|Richard Zampella Returns the Tomb of St. Francis of Assisi 37 Years Later|
In 1977, I traveled to Assisi in the province of Perugia in the Umbria region, on the western flank of Monte Subasio. It is the birthplace of St. Francis, who founded the Franciscan religious order in the town in 1208. On that trip I was 11 years old and brought there by my father Arthur Dante Louis Zampella (1917-1992). My father was born a Roman Catholic and despite his eventual conversion to a protestant, he never forgot his humble Catholic beginnings . Throughout his life, my father was sensitive to the unique needs pertaining to the care and protection of the elderly, animals and children. As a result, it was fitting that he would be interested in visiting the birthplace of Saint Francis, the patron saint of animals and ecology.
It was a late afternoon in 1977 that we arrived in the provincial town of Assisi. The Papal Basilica of St. Francis of Assisi (Italian: Basilica Papale di San Francesco, Latin: Basilica Sancti Francisci Assisiensis) is the mother church of the Roman Catholic Order of Friars Minor—commonly known as the Franciscan Order—where St. Francis was born and died. The basilica is one of the most important places of Christian pilgrimage in Italy.
Halfway down the nave of the lower basilica one can descend into the crypt via a double stairway. This burial place of St. Francis which was discovered in 1818. His remains had been hidden by Brother Elias to prevent the spread of his relics in medieval Europe. By order of Pope Pius IX a crypt was built under the lower basilica. It was designed by Pasquale Belli with precious marble in neo-classical style. But it was redesigned in bare stone in neo-Romanesque style by Ugo Tarchi between 1925 and 1932.

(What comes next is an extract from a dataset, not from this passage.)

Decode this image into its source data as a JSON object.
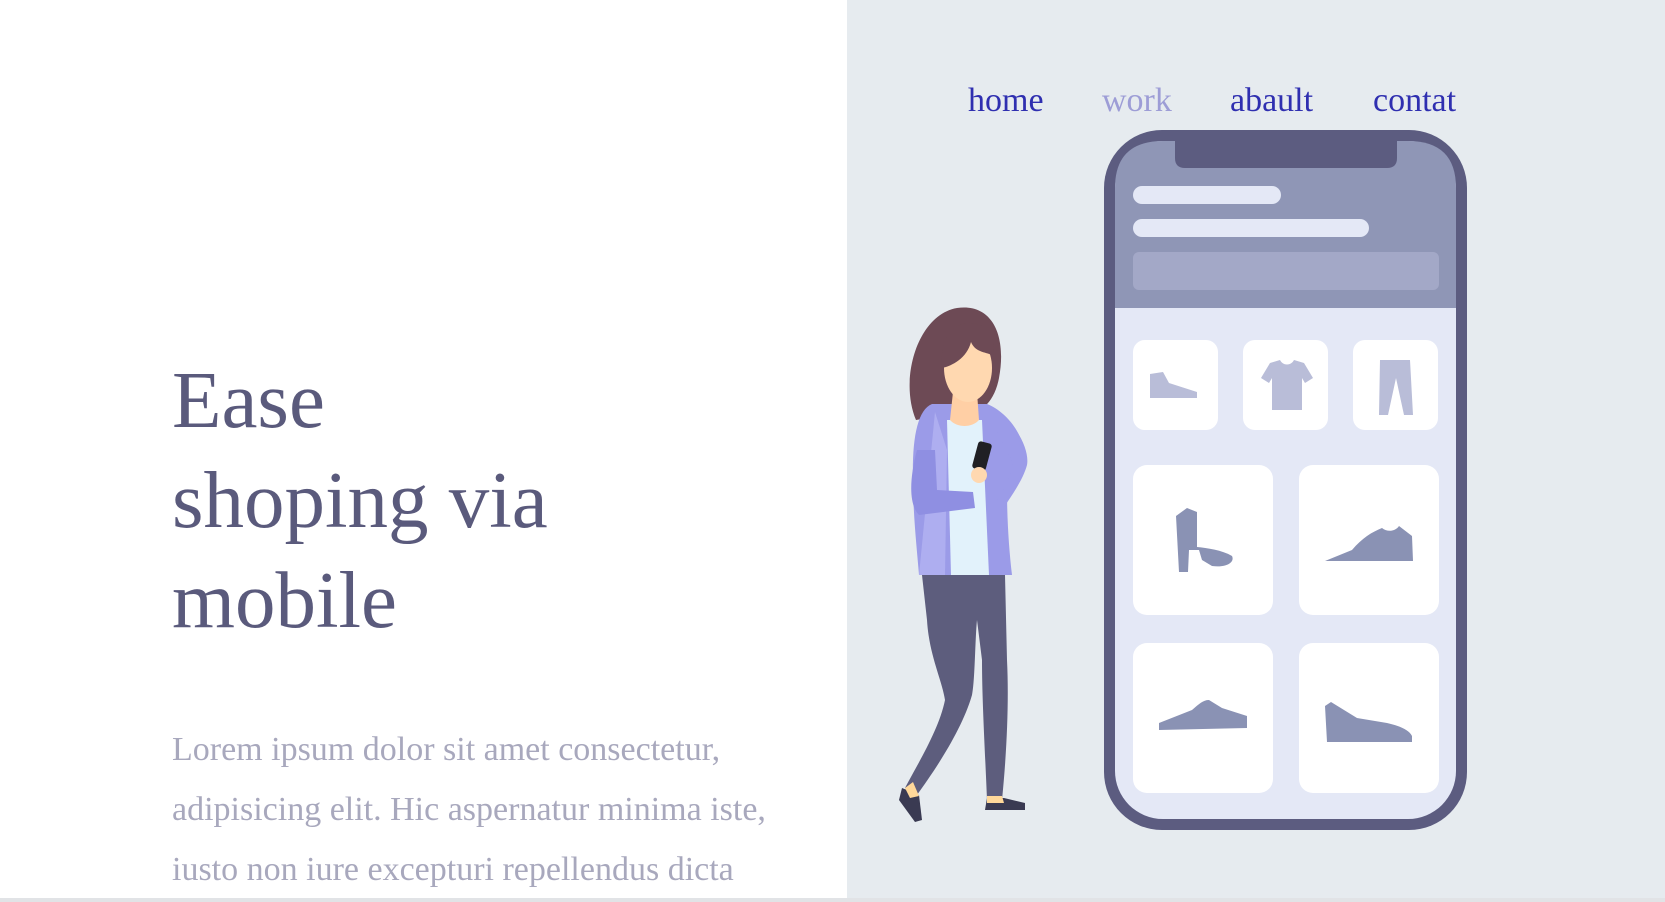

Upon entering the crypt and paying solemn respect to the tomb of St. Francis, I sensed a hesitation in my father that suggested that he wanted to stay for a moment. I stepped to the rear of the chapel and peered out from behind a column in order to see reason for the delay. From that spot, I observed him kneel and genuflect to signify both his respect and adoration to St. Francis. Upon rising, he turned where we caught each others eyes. In that moment we both understand that he had shown me a deeply personal side of himself. We never spoke a word, and I know he was glad that I was able to see this aspect of him. He took my hand where we quietly ascended the stairs of the basilica together.
In 2013 I returned to the crypt of St Francis to photograph the chapel and quietly reflect upon his experience with my father 37 years earlier.
Friday, October 2, 2015
|Screenwriter Graham Yost: Show runner of FX's Justified is interviewed for Elmore Leonard Documentary|
CARMEL, CA – 10.1.15: Writer/Director John Mulholland and Producer Richard Zampella travel to Carmel, California to Interview Screenwriter Graham Yost for Elmore Leonard Documentary. Yost wrote the films Speed, Broken Arrow, and Hard Rain and helmed the FX television series Justified for 6 seasons. The series was based on Elmore Leonard's short story "Fire in the Hole".
Read more about: Elmore Leonard: The Dickens of Detroit